The University of Sydney is set to open the annual Design Lab graduate show at its Tin Sheds Gallery on 26 November, which is turning into a rich “hunting ground” for major Australian companies looking to find and nurture the brightest emerging talent for the new era of digital disruption.
This year’s show, called Anthelion, will be supported by Prince Waterhouse Coopers (PwC), Commonwealth Bank, Deloitte Digital and IBM, who have joined several long-standing User Experience (UX) supporters that will sponsor the event.
The show – which represents the intersection of two worlds: design and technology – is the final showcase of work by students completing a Bachelor of Design Computing and Master of Interaction Design & Electronic Arts.
Associate Professor Martin Tomitsch, Head of Design Lab and Director of Design Computing at the University of Sydney said the graduating students were in high demand from industry because they possessed the essential skillset for the thriving UX industry that is driving digital innovation.
“As technology becomes embedded in the world around us, how we experience the world and do business is being reconstructed through the lens of technology. Our students have the design thinking and technical skills that can reshape the way we interact with our physical, social and cultural environment,” Mr Tomitsch said.
“The works in the show represent the varied ways our students approach and respond to designing and creating meaningful and user-friendly experiences at home, on the street, in the workplace and virtually.”
PwC’s Dr Crighton Nichols, who leads the innovation team in PwC’s internal core technologies group, said he believed that the Design Computing and MIDEA graduates were well equipped to contribute to today’s digital world, in which user-experience was critical.

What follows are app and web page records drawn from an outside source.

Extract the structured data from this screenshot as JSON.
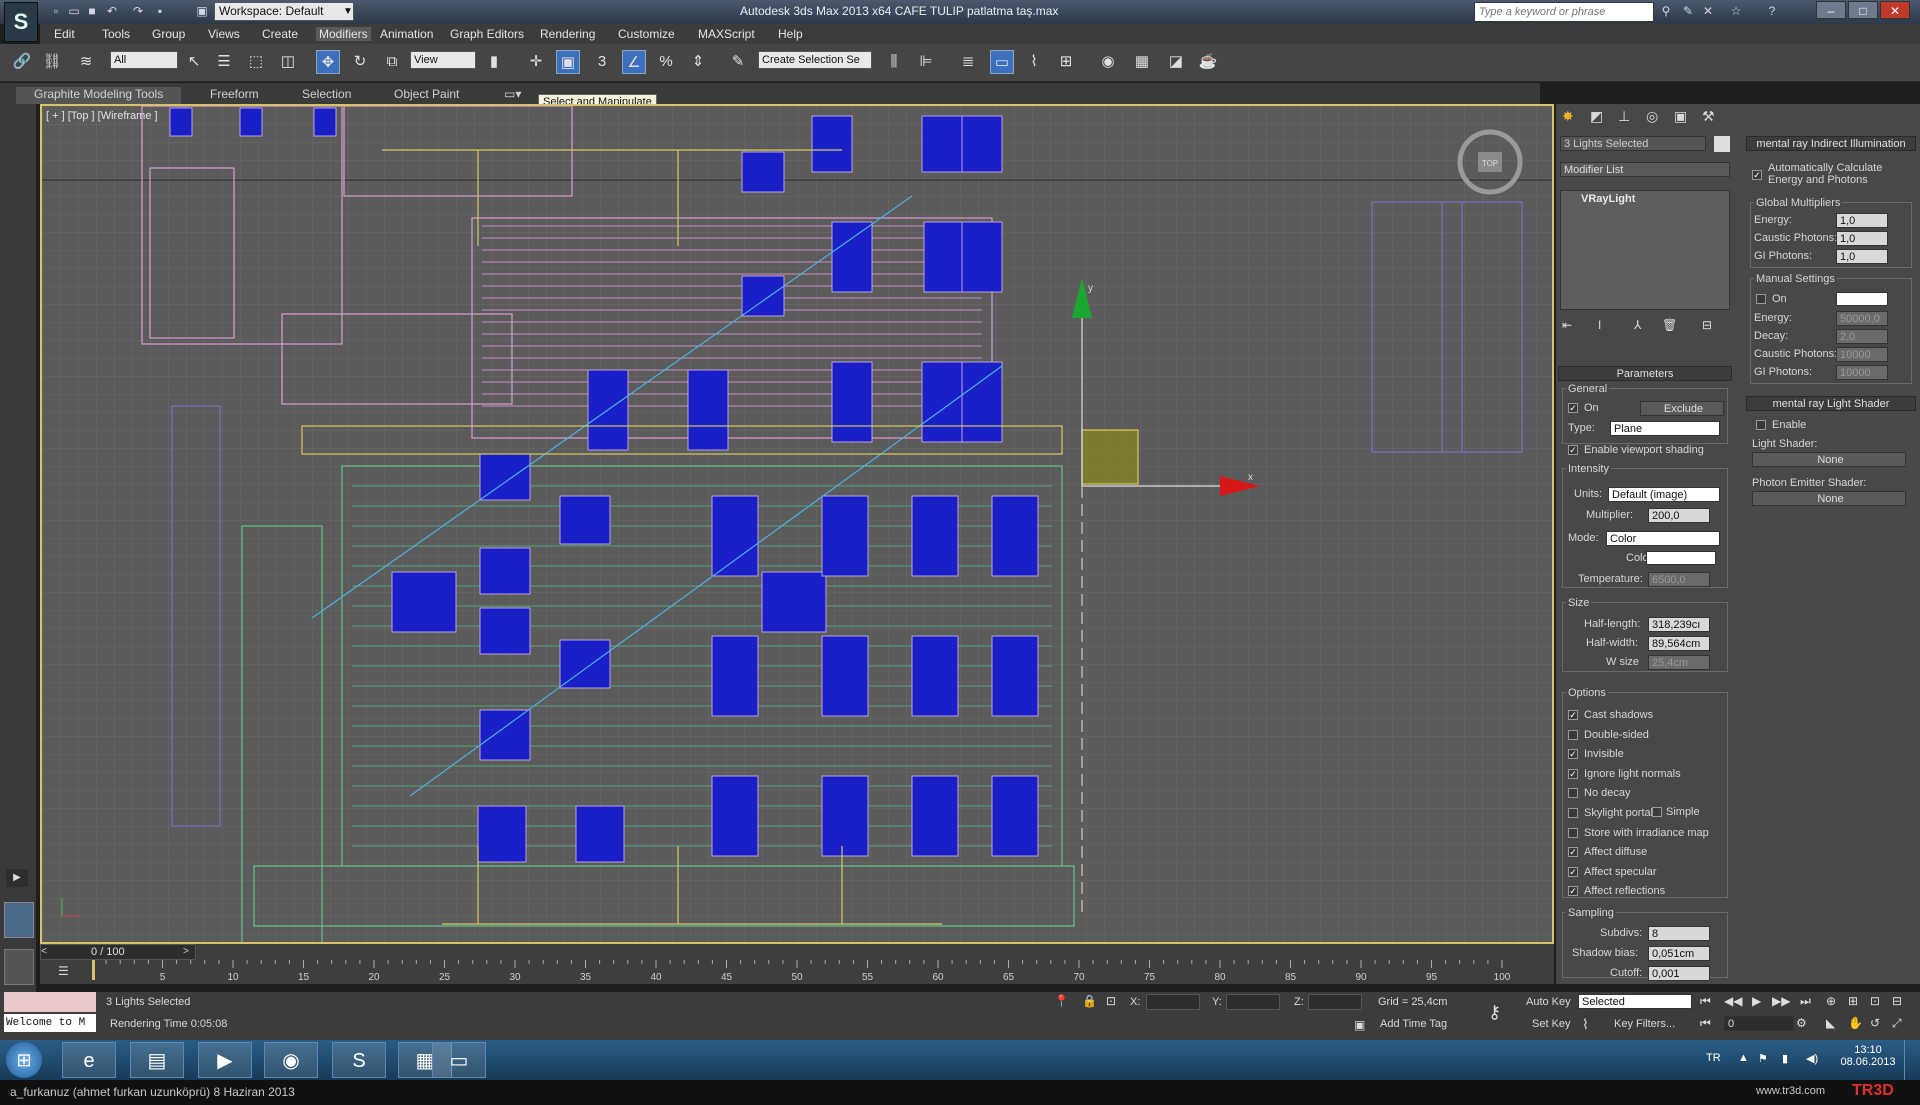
{
  "title_bar": {
    "workspace_label": "Workspace: Default",
    "app_title": "Autodesk 3ds Max  2013 x64     CAFE TULIP patlatma taş.max",
    "search_placeholder": "Type a keyword or phrase"
  },
  "menu": [
    "Edit",
    "Tools",
    "Group",
    "Views",
    "Create",
    "Modifiers",
    "Animation",
    "Graph Editors",
    "Rendering",
    "Customize",
    "MAXScript",
    "Help"
  ],
  "toolbar": {
    "filter_value": "All",
    "refcoord_value": "View",
    "selection_set_placeholder": "Create Selection Se"
  },
  "ribbon": {
    "tabs": [
      "Graphite Modeling Tools",
      "Freeform",
      "Selection",
      "Object Paint"
    ],
    "tooltip": "Select and Manipulate"
  },
  "viewport": {
    "label": "[ + ] [Top ] [Wireframe ]",
    "viewcube_label": "TOP",
    "axis_x": "x",
    "axis_y": "y"
  },
  "command_panel": {
    "selection_name": "3 Lights Selected",
    "modifier_list": "Modifier List",
    "stack_item": "VRayLight",
    "parameters_title": "Parameters",
    "general": {
      "title": "General",
      "on_label": "On",
      "on_checked": true,
      "exclude_label": "Exclude",
      "type_label": "Type:",
      "type_value": "Plane",
      "viewport_shading_label": "Enable viewport shading",
      "viewport_shading_checked": true
    },
    "intensity": {
      "title": "Intensity",
      "units_label": "Units:",
      "units_value": "Default (image)",
      "multiplier_label": "Multiplier:",
      "multiplier_value": "200,0",
      "mode_label": "Mode:",
      "mode_value": "Color",
      "color_label": "Color:",
      "color_value": "#ffffff",
      "temperature_label": "Temperature:",
      "temperature_value": "6500,0"
    },
    "size": {
      "title": "Size",
      "half_length_label": "Half-length:",
      "half_length_value": "318,239cı",
      "half_width_label": "Half-width:",
      "half_width_value": "89,564cm",
      "w_size_label": "W size",
      "w_size_value": "25,4cm"
    },
    "options": {
      "title": "Options",
      "items": [
        {
          "label": "Cast shadows",
          "checked": true
        },
        {
          "label": "Double-sided",
          "checked": false
        },
        {
          "label": "Invisible",
          "checked": true
        },
        {
          "label": "Ignore light normals",
          "checked": true
        },
        {
          "label": "No decay",
          "checked": false
        },
        {
          "label": "Skylight portal",
          "checked": false
        },
        {
          "label": "Store with irradiance map",
          "checked": false
        },
        {
          "label": "Affect diffuse",
          "checked": true
        },
        {
          "label": "Affect specular",
          "checked": true
        },
        {
          "label": "Affect reflections",
          "checked": true
        }
      ],
      "simple_label": "Simple"
    },
    "sampling": {
      "title": "Sampling",
      "subdivs_label": "Subdivs:",
      "subdivs_value": "8",
      "shadow_bias_label": "Shadow bias:",
      "shadow_bias_value": "0,051cm",
      "cutoff_label": "Cutoff:",
      "cutoff_value": "0,001"
    }
  },
  "mr_panel": {
    "title": "mental ray Indirect Illumination",
    "auto_calc_label": "Automatically Calculate Energy and Photons",
    "auto_calc_checked": true,
    "global_title": "Global Multipliers",
    "global": [
      {
        "label": "Energy:",
        "value": "1,0"
      },
      {
        "label": "Caustic Photons:",
        "value": "1,0"
      },
      {
        "label": "GI Photons:",
        "value": "1,0"
      }
    ],
    "manual_title": "Manual Settings",
    "manual_on_label": "On",
    "manual": [
      {
        "label": "Energy:",
        "value": "50000,0"
      },
      {
        "label": "Decay:",
        "value": "2,0"
      },
      {
        "label": "Caustic Photons:",
        "value": "10000"
      },
      {
        "label": "GI Photons:",
        "value": "10000"
      }
    ],
    "shader_title": "mental ray Light Shader",
    "enable_label": "Enable",
    "light_shader_label": "Light Shader:",
    "light_shader_value": "None",
    "photon_shader_label": "Photon Emitter Shader:",
    "photon_shader_value": "None"
  },
  "timeline": {
    "frame_counter": "0 / 100",
    "ticks": [
      "0",
      "5",
      "10",
      "15",
      "20",
      "25",
      "30",
      "35",
      "40",
      "45",
      "50",
      "55",
      "60",
      "65",
      "70",
      "75",
      "80",
      "85",
      "90",
      "95",
      "100"
    ]
  },
  "status": {
    "listener": "Welcome to M",
    "selection_status": "3 Lights Selected",
    "render_time": "Rendering Time  0:05:08",
    "x_label": "X:",
    "y_label": "Y:",
    "z_label": "Z:",
    "grid": "Grid = 25,4cm",
    "add_time_tag": "Add Time Tag",
    "auto_key": "Auto Key",
    "set_key": "Set Key",
    "key_mode_value": "Selected",
    "key_filters": "Key Filters...",
    "frame_value": "0"
  },
  "taskbar": {
    "lang": "TR",
    "time": "13:10",
    "date": "08.06.2013"
  },
  "footer": {
    "credit": "a_furkanuz (ahmet furkan uzunköprü)  8 Haziran 2013",
    "site": "www.tr3d.com",
    "brand": "TR3D"
  }
}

”Digital disruption is transforming the way PwC works with our clients. Our engagements are more collaborative and informed by data, often from multiple sources that need to be consolidated. The resulting insights then need to be communicated clearly, which requires creative data visualisation to be truly effective,” Mr Nichols said.
“The ability to take a design-thinking approach to working with clients to understand the problem space and then iterate through possible solutions using lean, agile methodologies is essential to achieving our vision to solve complex problems that are important to society.”
This year’s Anthelion show will see 57 students present their ideas and design challenges across robotics and drones, mobile apps, 3D modelling, interactive digital installations, and wearable technology.
Some of the unique ideas on show include Waterbender, a smart home app to track and control water usage; Home Command, an app for automated home devices controlling lighting, doors and alarms; and KneeTech, a wearable device that monitors patient progress for those that have underwent Anterior Cruciate Ligament reconstructive surgery.
“Some works are experimental ideas for now, but may become central to how we experience the world and live our lives in the future. The exhibition provides a place for industry to meet and see the many and varied imaginings of our students,” Mr Tomitsch said.